*Task to carry out:* From the data below, give the number of lines holding the word "menu", with nothing else added.

*Records to process:*

==*==

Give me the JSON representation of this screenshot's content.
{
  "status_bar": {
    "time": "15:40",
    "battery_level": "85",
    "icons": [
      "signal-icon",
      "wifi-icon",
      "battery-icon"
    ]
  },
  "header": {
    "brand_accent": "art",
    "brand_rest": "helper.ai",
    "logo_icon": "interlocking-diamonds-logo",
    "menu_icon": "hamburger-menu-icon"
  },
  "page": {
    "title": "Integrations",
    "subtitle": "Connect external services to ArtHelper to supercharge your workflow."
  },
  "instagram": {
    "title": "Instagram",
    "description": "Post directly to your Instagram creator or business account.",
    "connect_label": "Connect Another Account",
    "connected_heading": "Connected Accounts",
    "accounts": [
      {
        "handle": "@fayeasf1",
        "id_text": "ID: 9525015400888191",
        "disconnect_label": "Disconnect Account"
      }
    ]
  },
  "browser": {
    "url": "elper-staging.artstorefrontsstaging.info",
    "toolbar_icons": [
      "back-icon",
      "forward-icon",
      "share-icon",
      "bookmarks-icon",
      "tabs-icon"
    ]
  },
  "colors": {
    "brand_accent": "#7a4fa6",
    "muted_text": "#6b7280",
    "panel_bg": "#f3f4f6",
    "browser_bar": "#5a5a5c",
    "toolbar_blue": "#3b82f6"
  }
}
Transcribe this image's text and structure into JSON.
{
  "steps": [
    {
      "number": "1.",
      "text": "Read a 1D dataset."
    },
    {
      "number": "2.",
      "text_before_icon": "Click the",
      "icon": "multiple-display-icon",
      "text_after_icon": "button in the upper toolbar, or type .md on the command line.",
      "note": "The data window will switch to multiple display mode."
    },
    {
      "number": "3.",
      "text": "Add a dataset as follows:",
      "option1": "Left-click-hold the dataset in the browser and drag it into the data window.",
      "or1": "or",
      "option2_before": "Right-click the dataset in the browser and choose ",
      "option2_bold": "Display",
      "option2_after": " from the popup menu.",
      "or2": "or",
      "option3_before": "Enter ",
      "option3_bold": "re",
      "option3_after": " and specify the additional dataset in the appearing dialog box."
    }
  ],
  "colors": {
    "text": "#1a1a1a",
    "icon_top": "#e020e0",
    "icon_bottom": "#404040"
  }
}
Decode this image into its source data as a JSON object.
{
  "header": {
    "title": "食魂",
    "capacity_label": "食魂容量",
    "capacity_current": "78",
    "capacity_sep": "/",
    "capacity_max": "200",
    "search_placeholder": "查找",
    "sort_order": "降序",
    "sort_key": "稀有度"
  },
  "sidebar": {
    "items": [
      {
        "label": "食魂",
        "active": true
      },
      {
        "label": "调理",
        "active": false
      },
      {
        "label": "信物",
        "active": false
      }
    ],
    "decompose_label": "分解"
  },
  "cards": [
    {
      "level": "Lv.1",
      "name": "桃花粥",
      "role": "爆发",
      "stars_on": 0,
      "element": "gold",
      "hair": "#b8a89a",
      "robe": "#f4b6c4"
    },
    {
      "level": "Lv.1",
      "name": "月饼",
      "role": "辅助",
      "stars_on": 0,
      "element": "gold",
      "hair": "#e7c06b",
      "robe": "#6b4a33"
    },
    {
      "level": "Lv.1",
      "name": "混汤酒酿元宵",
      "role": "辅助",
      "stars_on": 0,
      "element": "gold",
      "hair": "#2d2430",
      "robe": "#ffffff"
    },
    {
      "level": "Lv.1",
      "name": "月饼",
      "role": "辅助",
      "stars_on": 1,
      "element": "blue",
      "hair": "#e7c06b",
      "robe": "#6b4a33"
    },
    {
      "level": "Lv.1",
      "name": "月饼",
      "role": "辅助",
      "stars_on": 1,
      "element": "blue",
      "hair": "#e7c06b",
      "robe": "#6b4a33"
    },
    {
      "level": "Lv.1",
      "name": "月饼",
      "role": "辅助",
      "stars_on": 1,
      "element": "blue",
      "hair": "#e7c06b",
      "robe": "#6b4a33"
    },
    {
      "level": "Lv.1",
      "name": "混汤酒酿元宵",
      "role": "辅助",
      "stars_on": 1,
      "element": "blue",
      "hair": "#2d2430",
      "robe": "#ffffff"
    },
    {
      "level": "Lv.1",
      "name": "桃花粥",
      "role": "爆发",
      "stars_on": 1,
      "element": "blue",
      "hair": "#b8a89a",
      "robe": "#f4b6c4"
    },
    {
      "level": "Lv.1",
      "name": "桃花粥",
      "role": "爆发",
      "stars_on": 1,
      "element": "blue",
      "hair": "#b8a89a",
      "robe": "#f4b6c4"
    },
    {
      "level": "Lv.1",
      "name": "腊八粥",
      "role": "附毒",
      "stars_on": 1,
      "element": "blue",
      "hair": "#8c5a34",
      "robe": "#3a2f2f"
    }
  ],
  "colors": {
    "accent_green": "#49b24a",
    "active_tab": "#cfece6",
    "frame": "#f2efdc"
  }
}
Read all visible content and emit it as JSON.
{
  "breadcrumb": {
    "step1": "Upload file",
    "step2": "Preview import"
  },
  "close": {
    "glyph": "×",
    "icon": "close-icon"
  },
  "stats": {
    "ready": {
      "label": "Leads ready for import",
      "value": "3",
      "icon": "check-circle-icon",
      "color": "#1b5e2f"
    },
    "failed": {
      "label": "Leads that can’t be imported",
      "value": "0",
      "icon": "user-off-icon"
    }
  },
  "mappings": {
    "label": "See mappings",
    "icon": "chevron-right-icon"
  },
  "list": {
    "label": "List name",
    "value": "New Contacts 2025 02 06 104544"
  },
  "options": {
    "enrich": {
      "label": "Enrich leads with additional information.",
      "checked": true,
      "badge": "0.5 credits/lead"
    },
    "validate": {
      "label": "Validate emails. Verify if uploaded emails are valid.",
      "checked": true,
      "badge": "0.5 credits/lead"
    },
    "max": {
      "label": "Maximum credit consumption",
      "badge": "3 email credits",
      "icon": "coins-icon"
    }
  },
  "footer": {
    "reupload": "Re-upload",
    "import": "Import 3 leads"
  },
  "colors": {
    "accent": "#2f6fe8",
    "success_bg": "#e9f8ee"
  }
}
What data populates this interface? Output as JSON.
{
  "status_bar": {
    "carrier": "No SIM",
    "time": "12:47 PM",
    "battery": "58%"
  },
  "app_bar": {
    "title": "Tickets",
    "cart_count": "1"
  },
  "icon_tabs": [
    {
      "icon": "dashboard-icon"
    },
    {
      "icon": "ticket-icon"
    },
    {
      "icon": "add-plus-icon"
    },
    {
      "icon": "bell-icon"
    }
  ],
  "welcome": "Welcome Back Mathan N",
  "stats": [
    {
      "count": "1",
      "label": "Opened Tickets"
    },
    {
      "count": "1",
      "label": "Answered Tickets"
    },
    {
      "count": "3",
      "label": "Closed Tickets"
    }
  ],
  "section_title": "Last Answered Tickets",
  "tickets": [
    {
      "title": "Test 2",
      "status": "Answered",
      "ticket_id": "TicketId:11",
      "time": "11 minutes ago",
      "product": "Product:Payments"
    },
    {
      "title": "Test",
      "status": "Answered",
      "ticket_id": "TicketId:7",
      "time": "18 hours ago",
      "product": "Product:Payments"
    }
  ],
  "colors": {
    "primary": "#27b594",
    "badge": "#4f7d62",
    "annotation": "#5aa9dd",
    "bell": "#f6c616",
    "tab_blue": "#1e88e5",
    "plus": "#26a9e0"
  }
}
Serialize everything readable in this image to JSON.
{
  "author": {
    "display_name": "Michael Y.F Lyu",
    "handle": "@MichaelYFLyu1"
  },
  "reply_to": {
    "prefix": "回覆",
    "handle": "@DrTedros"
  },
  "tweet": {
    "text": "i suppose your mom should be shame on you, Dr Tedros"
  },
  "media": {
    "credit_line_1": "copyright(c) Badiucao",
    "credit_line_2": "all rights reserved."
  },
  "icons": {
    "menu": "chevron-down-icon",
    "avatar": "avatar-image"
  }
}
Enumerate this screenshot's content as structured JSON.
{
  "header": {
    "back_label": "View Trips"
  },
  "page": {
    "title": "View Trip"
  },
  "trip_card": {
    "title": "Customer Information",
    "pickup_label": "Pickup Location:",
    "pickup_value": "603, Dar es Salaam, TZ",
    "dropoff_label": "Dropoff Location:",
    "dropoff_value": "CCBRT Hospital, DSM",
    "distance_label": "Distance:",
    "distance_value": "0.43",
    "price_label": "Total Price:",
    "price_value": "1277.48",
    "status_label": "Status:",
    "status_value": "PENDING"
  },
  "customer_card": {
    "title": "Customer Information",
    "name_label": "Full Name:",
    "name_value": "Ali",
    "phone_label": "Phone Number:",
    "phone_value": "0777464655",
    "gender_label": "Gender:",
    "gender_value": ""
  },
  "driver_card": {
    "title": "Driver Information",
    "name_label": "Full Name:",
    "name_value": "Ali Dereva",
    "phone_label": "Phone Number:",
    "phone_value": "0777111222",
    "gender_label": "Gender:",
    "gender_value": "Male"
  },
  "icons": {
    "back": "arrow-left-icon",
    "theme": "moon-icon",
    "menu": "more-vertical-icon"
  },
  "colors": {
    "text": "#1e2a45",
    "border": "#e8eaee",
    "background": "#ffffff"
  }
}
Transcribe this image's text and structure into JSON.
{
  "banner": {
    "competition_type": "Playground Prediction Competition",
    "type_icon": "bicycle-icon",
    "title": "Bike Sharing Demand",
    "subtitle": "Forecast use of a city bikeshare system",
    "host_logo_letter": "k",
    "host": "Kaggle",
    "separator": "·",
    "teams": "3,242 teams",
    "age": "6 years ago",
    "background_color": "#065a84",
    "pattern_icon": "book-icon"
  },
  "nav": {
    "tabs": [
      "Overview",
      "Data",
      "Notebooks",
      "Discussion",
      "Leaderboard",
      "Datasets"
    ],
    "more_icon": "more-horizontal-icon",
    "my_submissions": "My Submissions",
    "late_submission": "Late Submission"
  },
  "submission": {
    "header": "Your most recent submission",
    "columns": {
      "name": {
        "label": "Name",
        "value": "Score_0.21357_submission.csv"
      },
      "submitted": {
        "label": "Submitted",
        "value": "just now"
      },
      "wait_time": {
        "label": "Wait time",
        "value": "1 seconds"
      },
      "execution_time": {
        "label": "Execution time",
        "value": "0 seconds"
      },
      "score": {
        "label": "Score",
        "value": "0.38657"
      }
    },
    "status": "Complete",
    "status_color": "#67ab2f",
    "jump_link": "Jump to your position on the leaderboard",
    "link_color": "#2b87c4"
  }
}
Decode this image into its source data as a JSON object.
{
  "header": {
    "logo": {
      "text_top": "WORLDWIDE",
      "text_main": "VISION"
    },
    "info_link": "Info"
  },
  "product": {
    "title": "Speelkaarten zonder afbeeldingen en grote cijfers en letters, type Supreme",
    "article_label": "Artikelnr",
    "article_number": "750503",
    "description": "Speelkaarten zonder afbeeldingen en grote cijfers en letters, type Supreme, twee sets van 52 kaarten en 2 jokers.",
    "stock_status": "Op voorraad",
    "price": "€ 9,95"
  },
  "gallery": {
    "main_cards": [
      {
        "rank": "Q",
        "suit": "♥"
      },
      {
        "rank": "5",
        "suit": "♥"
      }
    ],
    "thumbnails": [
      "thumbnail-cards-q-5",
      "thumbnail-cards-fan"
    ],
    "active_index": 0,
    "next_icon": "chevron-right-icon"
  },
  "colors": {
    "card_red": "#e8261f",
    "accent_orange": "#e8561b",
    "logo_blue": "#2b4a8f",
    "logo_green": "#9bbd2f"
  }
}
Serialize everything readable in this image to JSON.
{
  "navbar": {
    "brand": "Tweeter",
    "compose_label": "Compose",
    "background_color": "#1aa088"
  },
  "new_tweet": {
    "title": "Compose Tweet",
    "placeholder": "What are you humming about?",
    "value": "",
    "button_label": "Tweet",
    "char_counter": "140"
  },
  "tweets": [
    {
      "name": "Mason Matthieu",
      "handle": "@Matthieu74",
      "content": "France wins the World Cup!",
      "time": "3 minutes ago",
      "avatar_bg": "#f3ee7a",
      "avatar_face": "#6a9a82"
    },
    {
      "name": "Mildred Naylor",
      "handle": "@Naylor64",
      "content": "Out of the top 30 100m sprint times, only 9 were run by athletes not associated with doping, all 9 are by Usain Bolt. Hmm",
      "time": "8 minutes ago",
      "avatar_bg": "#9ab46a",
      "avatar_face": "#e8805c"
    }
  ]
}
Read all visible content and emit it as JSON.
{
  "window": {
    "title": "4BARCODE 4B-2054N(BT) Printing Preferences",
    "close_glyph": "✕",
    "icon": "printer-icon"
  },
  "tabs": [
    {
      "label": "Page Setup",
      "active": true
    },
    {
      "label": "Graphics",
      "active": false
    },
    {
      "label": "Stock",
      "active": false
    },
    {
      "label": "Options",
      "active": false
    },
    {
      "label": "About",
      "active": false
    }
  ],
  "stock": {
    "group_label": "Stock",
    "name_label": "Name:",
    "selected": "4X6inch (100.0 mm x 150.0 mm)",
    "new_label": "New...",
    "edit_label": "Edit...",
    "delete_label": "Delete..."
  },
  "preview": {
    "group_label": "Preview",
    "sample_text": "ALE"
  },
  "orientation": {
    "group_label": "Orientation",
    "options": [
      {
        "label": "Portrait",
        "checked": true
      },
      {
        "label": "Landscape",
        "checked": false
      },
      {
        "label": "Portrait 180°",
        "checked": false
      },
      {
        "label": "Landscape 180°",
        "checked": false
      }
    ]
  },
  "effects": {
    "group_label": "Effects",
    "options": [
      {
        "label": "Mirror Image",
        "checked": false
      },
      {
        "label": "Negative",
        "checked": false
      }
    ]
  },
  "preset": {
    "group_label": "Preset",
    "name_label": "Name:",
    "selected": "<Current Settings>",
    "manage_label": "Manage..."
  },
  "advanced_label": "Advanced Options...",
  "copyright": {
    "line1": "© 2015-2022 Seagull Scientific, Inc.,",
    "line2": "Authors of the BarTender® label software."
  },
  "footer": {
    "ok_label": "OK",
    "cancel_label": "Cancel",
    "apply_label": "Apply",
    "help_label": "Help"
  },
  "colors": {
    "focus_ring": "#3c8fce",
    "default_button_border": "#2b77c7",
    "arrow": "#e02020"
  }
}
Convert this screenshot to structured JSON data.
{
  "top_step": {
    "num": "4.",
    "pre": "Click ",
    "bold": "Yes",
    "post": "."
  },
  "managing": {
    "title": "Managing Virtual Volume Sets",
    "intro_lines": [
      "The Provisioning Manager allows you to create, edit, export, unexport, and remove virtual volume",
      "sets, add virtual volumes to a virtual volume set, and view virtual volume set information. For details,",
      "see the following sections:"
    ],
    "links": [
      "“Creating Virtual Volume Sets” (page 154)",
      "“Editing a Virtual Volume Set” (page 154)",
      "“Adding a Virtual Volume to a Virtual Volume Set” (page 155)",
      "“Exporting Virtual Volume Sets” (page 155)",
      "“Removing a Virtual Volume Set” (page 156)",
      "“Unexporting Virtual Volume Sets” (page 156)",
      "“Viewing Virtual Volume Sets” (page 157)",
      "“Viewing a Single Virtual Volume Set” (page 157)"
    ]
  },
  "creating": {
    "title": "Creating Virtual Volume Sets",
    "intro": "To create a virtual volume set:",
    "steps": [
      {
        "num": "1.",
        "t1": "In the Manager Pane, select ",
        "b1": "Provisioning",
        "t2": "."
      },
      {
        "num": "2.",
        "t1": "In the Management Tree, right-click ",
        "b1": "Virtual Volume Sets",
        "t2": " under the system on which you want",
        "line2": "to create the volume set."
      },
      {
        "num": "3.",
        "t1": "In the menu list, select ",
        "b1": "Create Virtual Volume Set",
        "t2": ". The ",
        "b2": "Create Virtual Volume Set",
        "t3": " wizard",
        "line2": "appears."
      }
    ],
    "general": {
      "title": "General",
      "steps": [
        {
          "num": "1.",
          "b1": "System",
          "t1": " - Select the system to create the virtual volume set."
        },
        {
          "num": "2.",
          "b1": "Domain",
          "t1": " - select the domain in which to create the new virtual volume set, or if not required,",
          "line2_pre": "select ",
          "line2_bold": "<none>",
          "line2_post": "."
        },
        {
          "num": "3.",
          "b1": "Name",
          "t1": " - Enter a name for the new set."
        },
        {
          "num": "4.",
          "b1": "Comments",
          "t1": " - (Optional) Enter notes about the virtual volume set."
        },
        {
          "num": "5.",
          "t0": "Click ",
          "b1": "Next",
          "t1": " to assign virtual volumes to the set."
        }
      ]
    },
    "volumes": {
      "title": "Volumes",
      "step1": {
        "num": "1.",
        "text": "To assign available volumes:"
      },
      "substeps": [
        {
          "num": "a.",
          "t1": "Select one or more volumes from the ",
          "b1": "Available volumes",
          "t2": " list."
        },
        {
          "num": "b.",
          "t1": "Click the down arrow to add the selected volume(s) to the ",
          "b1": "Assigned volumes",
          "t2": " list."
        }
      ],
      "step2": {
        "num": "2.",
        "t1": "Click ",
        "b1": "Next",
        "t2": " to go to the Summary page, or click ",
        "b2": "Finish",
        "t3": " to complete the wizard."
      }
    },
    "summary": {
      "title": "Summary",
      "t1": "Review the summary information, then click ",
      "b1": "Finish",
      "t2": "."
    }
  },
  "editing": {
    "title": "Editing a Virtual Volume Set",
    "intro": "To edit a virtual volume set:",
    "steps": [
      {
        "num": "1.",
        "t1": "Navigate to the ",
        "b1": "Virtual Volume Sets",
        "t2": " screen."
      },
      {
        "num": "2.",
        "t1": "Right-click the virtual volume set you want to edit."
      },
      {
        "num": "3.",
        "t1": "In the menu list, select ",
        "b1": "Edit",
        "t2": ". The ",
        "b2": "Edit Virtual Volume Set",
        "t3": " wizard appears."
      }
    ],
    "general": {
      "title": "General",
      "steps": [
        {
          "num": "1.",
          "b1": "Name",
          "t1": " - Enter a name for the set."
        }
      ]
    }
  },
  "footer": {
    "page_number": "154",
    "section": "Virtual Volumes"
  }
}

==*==

*Result of the task:* 6